North Jersey Assemblywoman Valerie Vainieri Huttle hailed the decision by the Boy Scouts of America to include transgender scouts. The BSA move came just hours after she introduced legislative bills that will strengthen civil rights for transgender individuals in New Jersey.
“Now more than ever, we need to stand up for those who are being marginalized,” said Vainieri Huttle (D-Bergen). “Antiquated policies and attitudes towards transgender individuals have led to discrimination, violence, depression and suicide. While tremendous strides have been made in recent years to advance equality for members of the ‘LGB’ community, much more still needs to be done to help protect our brothers and sisters in the ‘T’ community.”
The reversal of the Boy Scouts’ century-old policy was inspired largely by the case of a transgender North Jersey boy whom Vainieri Huttle had stood up for, recently introducing a measure urging the Boy Scouts to create a more inclusive membership policy.
The latest package of bills Vainieri Huttle introduced will solidify New Jersey’s position as a leader on transgender civil rights by establishing a task force to help advance equality for transgender residents, improving insurance coverage and making sure public records correctly reflect an individual’s gender identity.
The legislative package includes:
A-4567 – Establishes the Transgender Equality Task Force to assess legal and societal barriers to equality and provide recommendations to the Legislature. The 17-member task force would look at the following areas: healthcare, long term care for the chronically ill and senior citizen transgender population, higher education, housing, including homelessness, employment, and criminal justice.

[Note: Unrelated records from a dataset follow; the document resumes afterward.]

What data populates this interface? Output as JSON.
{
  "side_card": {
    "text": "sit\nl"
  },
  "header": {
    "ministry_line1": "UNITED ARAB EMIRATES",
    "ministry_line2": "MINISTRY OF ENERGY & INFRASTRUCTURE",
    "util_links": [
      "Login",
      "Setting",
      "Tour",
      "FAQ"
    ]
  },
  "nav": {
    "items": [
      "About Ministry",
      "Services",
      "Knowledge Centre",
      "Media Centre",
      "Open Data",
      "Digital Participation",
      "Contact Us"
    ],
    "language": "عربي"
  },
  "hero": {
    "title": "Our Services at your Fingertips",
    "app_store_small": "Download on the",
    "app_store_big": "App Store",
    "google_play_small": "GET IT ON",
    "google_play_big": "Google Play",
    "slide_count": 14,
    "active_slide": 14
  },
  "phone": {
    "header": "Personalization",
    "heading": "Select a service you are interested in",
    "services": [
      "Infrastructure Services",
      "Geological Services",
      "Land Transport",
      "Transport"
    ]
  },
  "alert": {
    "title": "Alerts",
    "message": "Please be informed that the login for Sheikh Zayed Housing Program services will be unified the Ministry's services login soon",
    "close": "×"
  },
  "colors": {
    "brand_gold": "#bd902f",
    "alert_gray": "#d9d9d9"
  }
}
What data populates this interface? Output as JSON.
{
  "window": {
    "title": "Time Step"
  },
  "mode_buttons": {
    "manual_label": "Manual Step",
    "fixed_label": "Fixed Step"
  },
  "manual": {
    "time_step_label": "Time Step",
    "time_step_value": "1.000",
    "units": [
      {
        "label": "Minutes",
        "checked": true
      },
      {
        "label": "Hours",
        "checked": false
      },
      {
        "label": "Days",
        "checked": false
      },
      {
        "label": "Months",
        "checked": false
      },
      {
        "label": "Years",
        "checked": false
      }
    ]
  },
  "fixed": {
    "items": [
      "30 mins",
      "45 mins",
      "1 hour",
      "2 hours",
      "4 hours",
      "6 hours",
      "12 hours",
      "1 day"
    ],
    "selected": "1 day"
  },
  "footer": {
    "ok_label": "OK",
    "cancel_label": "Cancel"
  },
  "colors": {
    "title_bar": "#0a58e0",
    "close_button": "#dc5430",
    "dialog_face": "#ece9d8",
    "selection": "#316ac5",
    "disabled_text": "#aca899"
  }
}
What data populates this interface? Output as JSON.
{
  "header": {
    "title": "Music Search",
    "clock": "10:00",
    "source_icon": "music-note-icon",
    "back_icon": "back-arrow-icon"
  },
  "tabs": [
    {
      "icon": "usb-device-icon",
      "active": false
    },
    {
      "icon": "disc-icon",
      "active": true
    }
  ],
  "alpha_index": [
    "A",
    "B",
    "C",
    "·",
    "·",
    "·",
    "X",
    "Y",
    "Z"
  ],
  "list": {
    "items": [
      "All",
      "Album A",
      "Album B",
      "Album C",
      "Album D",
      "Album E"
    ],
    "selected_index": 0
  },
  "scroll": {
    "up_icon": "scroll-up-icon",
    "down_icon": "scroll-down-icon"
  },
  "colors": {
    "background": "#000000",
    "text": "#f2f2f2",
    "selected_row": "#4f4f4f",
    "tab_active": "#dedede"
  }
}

A-4568 – Prohibits health insurers, SHBP, SEHBP, University Correctional Health Care, and Medicaid from discriminating in providing coverage and services based on gender identity, including: denying, cancelling, limiting, or refusing to issue or renew a contract or policy based on gender identity, demanding payments or premiums based on a gender identity, and designating gender identity as a preexisting condition for which coverage will be limited or denied.
A-4566 – Stipulates that the sex of a decedent is to be recorded on a death certificates to reflect the decedent’s gender identity as reported by next of kin or best qualified person available, unless the person completing the death certificate is presented with a document that memorializes the decedent’s gender transition. The bill also provides a legal process to address conflicting information regarding the gender of the decedent and codifies existing regulations regarding current information included on a death certificate.

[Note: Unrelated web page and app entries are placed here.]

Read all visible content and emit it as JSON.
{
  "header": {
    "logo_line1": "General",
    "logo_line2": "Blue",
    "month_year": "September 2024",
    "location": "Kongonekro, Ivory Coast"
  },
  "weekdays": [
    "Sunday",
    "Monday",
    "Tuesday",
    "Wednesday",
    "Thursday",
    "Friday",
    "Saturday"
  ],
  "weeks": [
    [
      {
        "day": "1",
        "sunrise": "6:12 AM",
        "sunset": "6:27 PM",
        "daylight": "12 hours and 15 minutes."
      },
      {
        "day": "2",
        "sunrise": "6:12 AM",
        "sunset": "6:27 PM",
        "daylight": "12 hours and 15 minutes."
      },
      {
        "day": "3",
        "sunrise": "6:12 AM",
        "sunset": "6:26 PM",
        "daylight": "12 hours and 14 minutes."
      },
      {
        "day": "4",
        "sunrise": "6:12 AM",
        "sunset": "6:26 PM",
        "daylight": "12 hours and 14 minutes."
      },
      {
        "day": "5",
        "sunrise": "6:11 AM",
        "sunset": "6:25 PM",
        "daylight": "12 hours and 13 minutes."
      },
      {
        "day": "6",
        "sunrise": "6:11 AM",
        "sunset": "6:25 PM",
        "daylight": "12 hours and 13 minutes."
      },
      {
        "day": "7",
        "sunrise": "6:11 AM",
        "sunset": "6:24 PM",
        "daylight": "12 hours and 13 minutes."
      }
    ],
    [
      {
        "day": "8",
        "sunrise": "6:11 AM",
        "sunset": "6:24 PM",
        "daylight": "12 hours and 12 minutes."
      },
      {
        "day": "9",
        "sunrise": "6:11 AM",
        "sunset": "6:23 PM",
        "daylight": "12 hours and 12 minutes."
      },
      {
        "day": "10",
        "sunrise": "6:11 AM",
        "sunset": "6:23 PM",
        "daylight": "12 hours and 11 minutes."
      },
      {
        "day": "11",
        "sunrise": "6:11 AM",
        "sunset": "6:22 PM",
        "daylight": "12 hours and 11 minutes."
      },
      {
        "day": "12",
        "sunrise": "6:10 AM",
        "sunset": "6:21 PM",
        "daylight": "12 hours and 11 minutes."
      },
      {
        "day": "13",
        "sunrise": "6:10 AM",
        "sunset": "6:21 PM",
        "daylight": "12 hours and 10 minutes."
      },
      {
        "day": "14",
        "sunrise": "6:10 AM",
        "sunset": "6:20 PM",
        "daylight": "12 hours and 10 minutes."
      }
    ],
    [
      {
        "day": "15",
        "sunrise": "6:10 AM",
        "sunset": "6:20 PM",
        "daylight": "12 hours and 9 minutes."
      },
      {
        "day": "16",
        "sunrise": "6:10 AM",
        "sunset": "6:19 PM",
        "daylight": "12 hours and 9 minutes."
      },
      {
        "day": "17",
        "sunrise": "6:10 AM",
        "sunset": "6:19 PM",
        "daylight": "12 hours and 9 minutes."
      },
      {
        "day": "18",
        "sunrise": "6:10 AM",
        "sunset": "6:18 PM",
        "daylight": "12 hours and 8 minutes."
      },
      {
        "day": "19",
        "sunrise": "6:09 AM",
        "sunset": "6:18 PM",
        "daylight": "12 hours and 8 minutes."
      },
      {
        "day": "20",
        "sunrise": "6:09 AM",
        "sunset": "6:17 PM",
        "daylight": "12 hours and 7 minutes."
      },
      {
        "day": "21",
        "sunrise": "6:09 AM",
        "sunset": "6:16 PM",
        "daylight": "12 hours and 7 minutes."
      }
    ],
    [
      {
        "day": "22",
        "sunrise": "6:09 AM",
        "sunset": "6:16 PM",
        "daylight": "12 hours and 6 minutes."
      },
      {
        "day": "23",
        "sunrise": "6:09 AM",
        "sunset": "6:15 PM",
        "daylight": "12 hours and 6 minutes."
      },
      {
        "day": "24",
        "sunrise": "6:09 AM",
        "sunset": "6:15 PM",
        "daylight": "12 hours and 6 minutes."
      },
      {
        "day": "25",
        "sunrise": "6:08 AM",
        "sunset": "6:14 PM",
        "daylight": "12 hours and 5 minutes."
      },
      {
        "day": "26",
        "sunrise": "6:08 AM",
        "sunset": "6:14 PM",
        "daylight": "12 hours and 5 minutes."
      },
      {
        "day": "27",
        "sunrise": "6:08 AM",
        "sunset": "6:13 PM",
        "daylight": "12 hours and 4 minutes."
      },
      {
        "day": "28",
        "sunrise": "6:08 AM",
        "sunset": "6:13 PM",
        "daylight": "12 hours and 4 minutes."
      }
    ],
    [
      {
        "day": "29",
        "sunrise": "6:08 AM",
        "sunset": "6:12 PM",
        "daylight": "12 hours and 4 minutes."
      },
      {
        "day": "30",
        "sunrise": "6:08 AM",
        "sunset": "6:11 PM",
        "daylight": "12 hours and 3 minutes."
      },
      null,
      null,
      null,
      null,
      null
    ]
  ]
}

AJR-139 – Designates November 14 – 20 as “Transgender Awareness Week” in New Jersey to coincide with the national movement to help raise the visibility of transgender and gender non-conforming persons and increase understanding of the prejudice, discrimination, and violence that they face.
AJR-140 – Designates November 20th as “Transgender Day of Remembrance” in New Jersey to honor the memory of those whose lives were lost in acts of anti-transgender violence.

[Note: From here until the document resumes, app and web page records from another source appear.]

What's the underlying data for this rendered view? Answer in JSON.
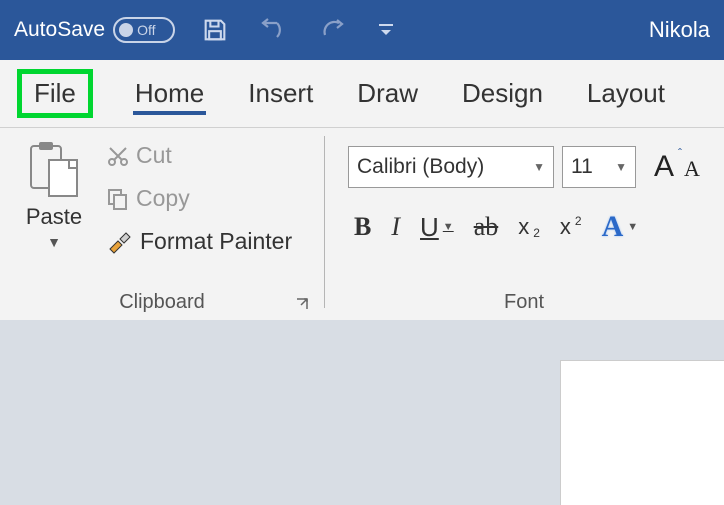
{
  "titlebar": {
    "autosave_label": "AutoSave",
    "autosave_state": "Off",
    "user": "Nikola"
  },
  "tabs": {
    "file": "File",
    "home": "Home",
    "insert": "Insert",
    "draw": "Draw",
    "design": "Design",
    "layout": "Layout"
  },
  "clipboard": {
    "paste": "Paste",
    "cut": "Cut",
    "copy": "Copy",
    "format_painter": "Format Painter",
    "group_label": "Clipboard"
  },
  "font": {
    "name_value": "Calibri (Body)",
    "size_value": "11",
    "bold": "B",
    "italic": "I",
    "underline": "U",
    "strike": "ab",
    "subscript": "x",
    "subscript_sub": "2",
    "superscript": "x",
    "superscript_sup": "2",
    "text_effects": "A",
    "grow": "A",
    "shrink": "A",
    "group_label": "Font"
  }
}
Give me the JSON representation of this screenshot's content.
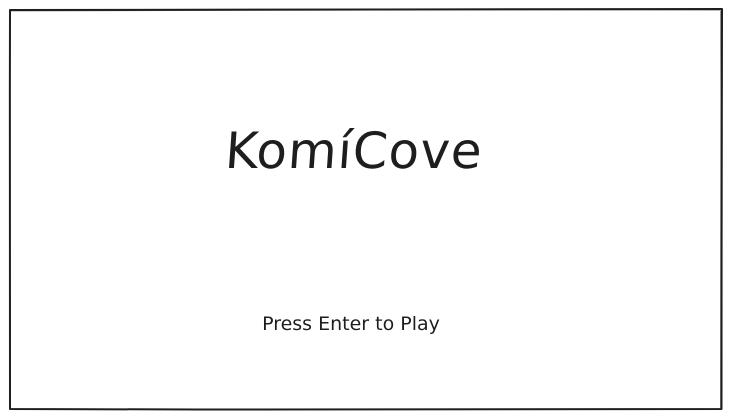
{
  "game": {
    "title": "KomíCove",
    "prompt": "Press Enter to Play"
  },
  "colors": {
    "background": "#ffffff",
    "ink": "#1e1e1e"
  }
}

Vainieri Huttle noted that Transgender Day of Remembrance started as a vigil by Gwendolyn Ann Smith to honor the memory of Rita Hester, a 34 year old African-American who was a highly visible member of the transgender community and worked locally on education and transgender issues in Boston before she was murdered in her apartment in November 1998. Although the murder remains unsolved, it became the catalyst for the day of remembrance.
“Transgender individuals face considerable challenges in society, more than most of us can even imagine,” added Vainieri Huttle. “Discrimination, harassment, decreased educational and employment opportunities, as well as barriers to clinically-appropriate healthcare and social services will continue to harm them unless we take a stand. In order to address these challenges legislatively or otherwise, we must have a comprehensive review of the current policies and procedures that are impacting the lives of transgender residents and their families.”
The Human Rights Campaign reported that in 2015 there were at least 21 murders of transgender persons in the United States, more than any previous year on record, with a disproportionate number of these victims being transgender women of color.
The measures have all been referred to the Assembly Human Services Committee, which is chaired by Vainieri Huttle.